Negative pressure wound therapy (NPWT) is a widely accepted technique to treat local infectious wounds of the skin, subcutaneous tissue, fascia, or muscle. Recently, several reports describing the efficacy of NPWT for various types of fistulas and anastomotic leaks have been published. We herein describe a patient with an open abdominal wound due to colonic anastomotic leakage and diffuse peritonitis, in whom abdominal vacuum sealing (AVS) as a modified NPWT was useful for the management of this complex wound.
A 32-year-old man was admitted to our hospital with late presenting traumatic diaphragmatic hernia and strangulated ileum complicated by necrosis of the ileum and transverse colon. He had a history of cervical spinal cord injury due to suicide attempt 14 years earlier and, as a result of cervical spinal cord injury, he was paralyzed in the lower body. The patient underwent an urgent hernia repair and bowel resection. Postoperatively, he developed severe septic shock. On postoperative day (POD) 6, wound dehiscence due to colonic anastomotic leakage with diffuse peritonitis was diagnosed, but he was unable to undergo re-operation because of refractory severe septic shock combined with neurogenic shock due to the cervical cord injury.

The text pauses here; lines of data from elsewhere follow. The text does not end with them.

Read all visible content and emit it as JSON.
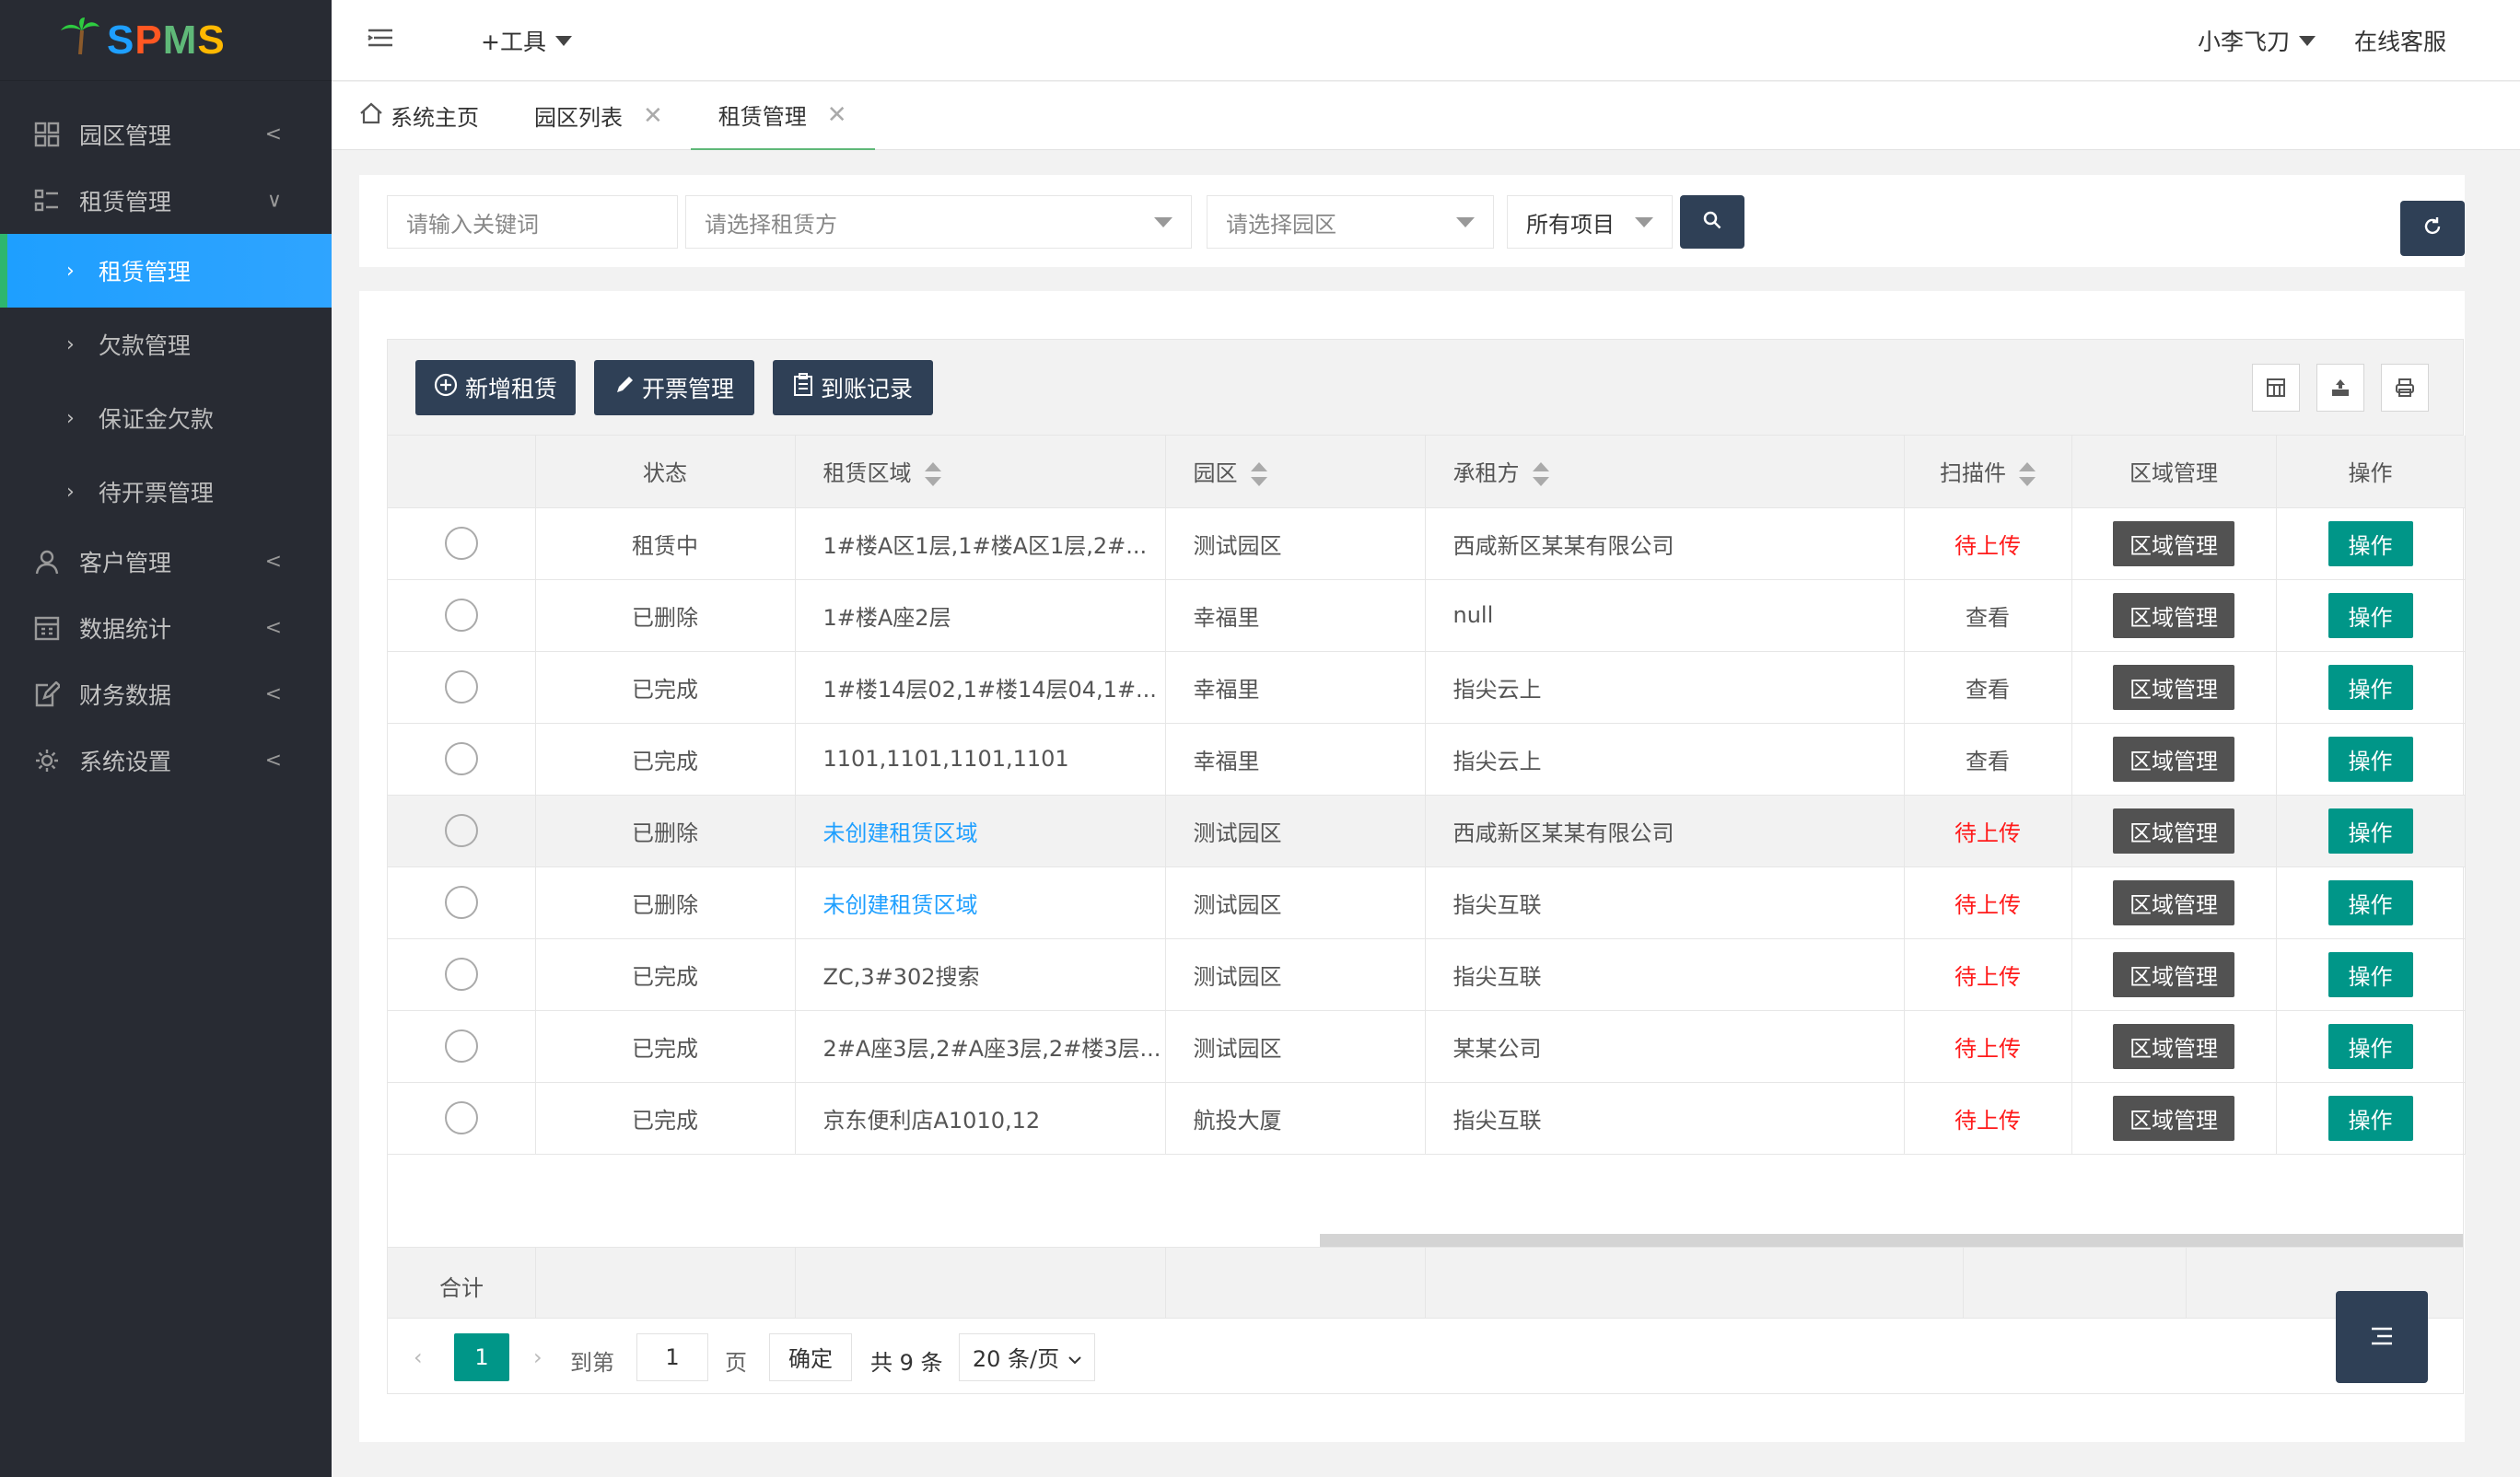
{
  "logo": {
    "icon": "palm-tree-icon",
    "brand_letters": [
      "S",
      "P",
      "M",
      "S"
    ]
  },
  "sidebar": {
    "items": [
      {
        "label": "园区管理",
        "icon": "grid-icon",
        "arrow": "<"
      },
      {
        "label": "租赁管理",
        "icon": "list-icon",
        "arrow": "∨"
      },
      {
        "label": "客户管理",
        "icon": "user-icon",
        "arrow": "<"
      },
      {
        "label": "数据统计",
        "icon": "calendar-icon",
        "arrow": "<"
      },
      {
        "label": "财务数据",
        "icon": "edit-icon",
        "arrow": "<"
      },
      {
        "label": "系统设置",
        "icon": "gear-icon",
        "arrow": "<"
      }
    ],
    "sub_items": [
      {
        "label": "租赁管理",
        "active": true
      },
      {
        "label": "欠款管理"
      },
      {
        "label": "保证金欠款"
      },
      {
        "label": "待开票管理"
      }
    ]
  },
  "topbar": {
    "tools": "+工具",
    "user": "小李飞刀",
    "service": "在线客服"
  },
  "tabs": [
    {
      "label": "系统主页",
      "home": true
    },
    {
      "label": "园区列表",
      "close": "✕"
    },
    {
      "label": "租赁管理",
      "close": "✕",
      "active": true
    }
  ],
  "filter": {
    "keyword_placeholder": "请输入关键词",
    "tenant_placeholder": "请选择租赁方",
    "park_placeholder": "请选择园区",
    "project_value": "所有项目"
  },
  "toolbar": {
    "add": "新增租赁",
    "invoice": "开票管理",
    "receipt": "到账记录"
  },
  "table": {
    "headers": [
      "状态",
      "租赁区域",
      "园区",
      "承租方",
      "扫描件",
      "区域管理",
      "操作"
    ],
    "rows": [
      {
        "status": "租赁中",
        "area": "1#楼A区1层,1#楼A区1层,2#...",
        "park": "测试园区",
        "tenant": "西咸新区某某有限公司",
        "scan": "待上传",
        "zone": "区域管理",
        "op": "操作"
      },
      {
        "status": "已删除",
        "area": "1#楼A座2层",
        "park": "幸福里",
        "tenant": "null",
        "scan": "查看",
        "zone": "区域管理",
        "op": "操作"
      },
      {
        "status": "已完成",
        "area": "1#楼14层02,1#楼14层04,1#...",
        "park": "幸福里",
        "tenant": "指尖云上",
        "scan": "查看",
        "zone": "区域管理",
        "op": "操作"
      },
      {
        "status": "已完成",
        "area": "1101,1101,1101,1101",
        "park": "幸福里",
        "tenant": "指尖云上",
        "scan": "查看",
        "zone": "区域管理",
        "op": "操作"
      },
      {
        "status": "已删除",
        "area": "未创建租赁区域",
        "park": "测试园区",
        "tenant": "西咸新区某某有限公司",
        "scan": "待上传",
        "zone": "区域管理",
        "op": "操作"
      },
      {
        "status": "已删除",
        "area": "未创建租赁区域",
        "park": "测试园区",
        "tenant": "指尖互联",
        "scan": "待上传",
        "zone": "区域管理",
        "op": "操作"
      },
      {
        "status": "已完成",
        "area": "ZC,3#302搜索",
        "park": "测试园区",
        "tenant": "指尖互联",
        "scan": "待上传",
        "zone": "区域管理",
        "op": "操作"
      },
      {
        "status": "已完成",
        "area": "2#A座3层,2#A座3层,2#楼3层...",
        "park": "测试园区",
        "tenant": "某某公司",
        "scan": "待上传",
        "zone": "区域管理",
        "op": "操作"
      },
      {
        "status": "已完成",
        "area": "京东便利店A1010,12",
        "park": "航投大厦",
        "tenant": "指尖互联",
        "scan": "待上传",
        "zone": "区域管理",
        "op": "操作"
      }
    ],
    "total_label": "合计"
  },
  "pager": {
    "current": "1",
    "goto": "到第",
    "page_input": "1",
    "page_unit": "页",
    "confirm": "确定",
    "total": "共 9 条",
    "per_page": "20 条/页"
  },
  "colors": {
    "sidebar": "#282b33",
    "active": "#1e9fff",
    "dark_button": "#2f4056",
    "op_button": "#009688",
    "zone_button": "#525252",
    "pending": "#ff1a1a"
  }
}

The patient was treated with AVS therapy. He gradually recovered from septic shock, and the anastomotic leakage healed after a 2-month period. The wound dehiscence was also reduced. The patient resumed oral intake on POD 112 and was discharged on POD 190.
Although surgical repair would be the best method for the treatment of diffuse peritonitis due to gastrointestinal perforation or anastomotic leakage, our case suggests that AVS with ‘conventional’ drainage is a treatment of choice for open abdominal wounds even in the presence of diffuse peritonitis caused by intestinal anastomotic leakage, especially in patients with poor general medical condition.
Negative pressure wound therapy
London : BioMed Central